Starting Jan. 1 prosecutors in California will no longer be able to try teenagers younger than 16 accused of murder, rape or other serious crimes as adults.
Daniel Mendoza, 23, supports the new law. Nine years ago he was tried as an adult for murder, but ended up in the juvenile system where he was required to continue school.
He told state lawmakers earlier this year that staying out of adult prison saved him from becoming a lifelong criminal.
"With time I started to grow and mature through the help of caring adults and services provided at the juvenile institution," Mendoza said.
Mendoza graduated from UC Davis earlier this year with a degree in Sociology.
"Even youth accused of committing the most serious crimes should not be disposable," he said. "We can grow, we can change and contribute to our communities."
Under the new law, 14-and-15-year-old defendants will be held in juvenile facilities instead of adult prison.
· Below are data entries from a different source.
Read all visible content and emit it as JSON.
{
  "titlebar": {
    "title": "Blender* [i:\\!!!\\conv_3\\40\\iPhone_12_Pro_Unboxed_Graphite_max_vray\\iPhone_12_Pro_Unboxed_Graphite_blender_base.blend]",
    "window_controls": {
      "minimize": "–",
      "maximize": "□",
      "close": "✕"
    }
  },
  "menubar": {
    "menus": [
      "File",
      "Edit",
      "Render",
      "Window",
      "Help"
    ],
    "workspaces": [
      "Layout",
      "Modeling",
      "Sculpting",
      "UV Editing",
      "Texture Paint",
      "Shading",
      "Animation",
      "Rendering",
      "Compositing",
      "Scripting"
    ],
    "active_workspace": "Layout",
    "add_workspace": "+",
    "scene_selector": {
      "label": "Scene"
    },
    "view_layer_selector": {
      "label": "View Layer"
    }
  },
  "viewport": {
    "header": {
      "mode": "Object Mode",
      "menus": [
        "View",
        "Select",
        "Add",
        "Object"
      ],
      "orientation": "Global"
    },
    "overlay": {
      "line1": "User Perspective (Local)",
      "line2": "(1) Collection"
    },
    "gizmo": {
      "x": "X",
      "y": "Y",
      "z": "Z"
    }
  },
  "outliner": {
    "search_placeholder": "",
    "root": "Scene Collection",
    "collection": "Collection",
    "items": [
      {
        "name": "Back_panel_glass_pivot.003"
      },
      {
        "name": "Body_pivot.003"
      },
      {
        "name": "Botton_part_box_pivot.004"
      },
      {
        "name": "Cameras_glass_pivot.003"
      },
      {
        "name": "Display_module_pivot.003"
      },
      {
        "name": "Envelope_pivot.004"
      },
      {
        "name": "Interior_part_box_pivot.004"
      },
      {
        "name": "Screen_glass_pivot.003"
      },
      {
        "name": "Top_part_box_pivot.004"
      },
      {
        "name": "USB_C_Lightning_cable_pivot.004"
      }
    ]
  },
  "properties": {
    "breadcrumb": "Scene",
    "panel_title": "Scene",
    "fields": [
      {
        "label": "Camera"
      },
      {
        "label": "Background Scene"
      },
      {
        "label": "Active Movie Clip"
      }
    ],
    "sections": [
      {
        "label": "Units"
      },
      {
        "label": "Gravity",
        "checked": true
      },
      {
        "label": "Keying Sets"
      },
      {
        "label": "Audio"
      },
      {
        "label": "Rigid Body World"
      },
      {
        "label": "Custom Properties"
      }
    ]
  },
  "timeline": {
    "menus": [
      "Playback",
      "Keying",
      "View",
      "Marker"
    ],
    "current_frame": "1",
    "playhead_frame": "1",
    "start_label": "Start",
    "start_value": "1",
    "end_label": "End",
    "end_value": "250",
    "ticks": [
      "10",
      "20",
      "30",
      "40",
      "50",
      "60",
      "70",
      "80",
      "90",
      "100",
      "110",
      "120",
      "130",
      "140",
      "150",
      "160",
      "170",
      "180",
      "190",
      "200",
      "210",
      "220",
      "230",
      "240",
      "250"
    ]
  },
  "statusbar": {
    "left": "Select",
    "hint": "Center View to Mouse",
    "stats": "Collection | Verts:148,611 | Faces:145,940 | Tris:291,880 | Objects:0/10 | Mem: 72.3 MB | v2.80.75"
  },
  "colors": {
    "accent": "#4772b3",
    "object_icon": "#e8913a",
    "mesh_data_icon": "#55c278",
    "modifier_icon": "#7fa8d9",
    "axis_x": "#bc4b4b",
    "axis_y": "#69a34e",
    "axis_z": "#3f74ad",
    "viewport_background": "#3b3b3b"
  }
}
District attorneys argue the judicial system needs to adequately punish the most heinous criminals, regardless of their age.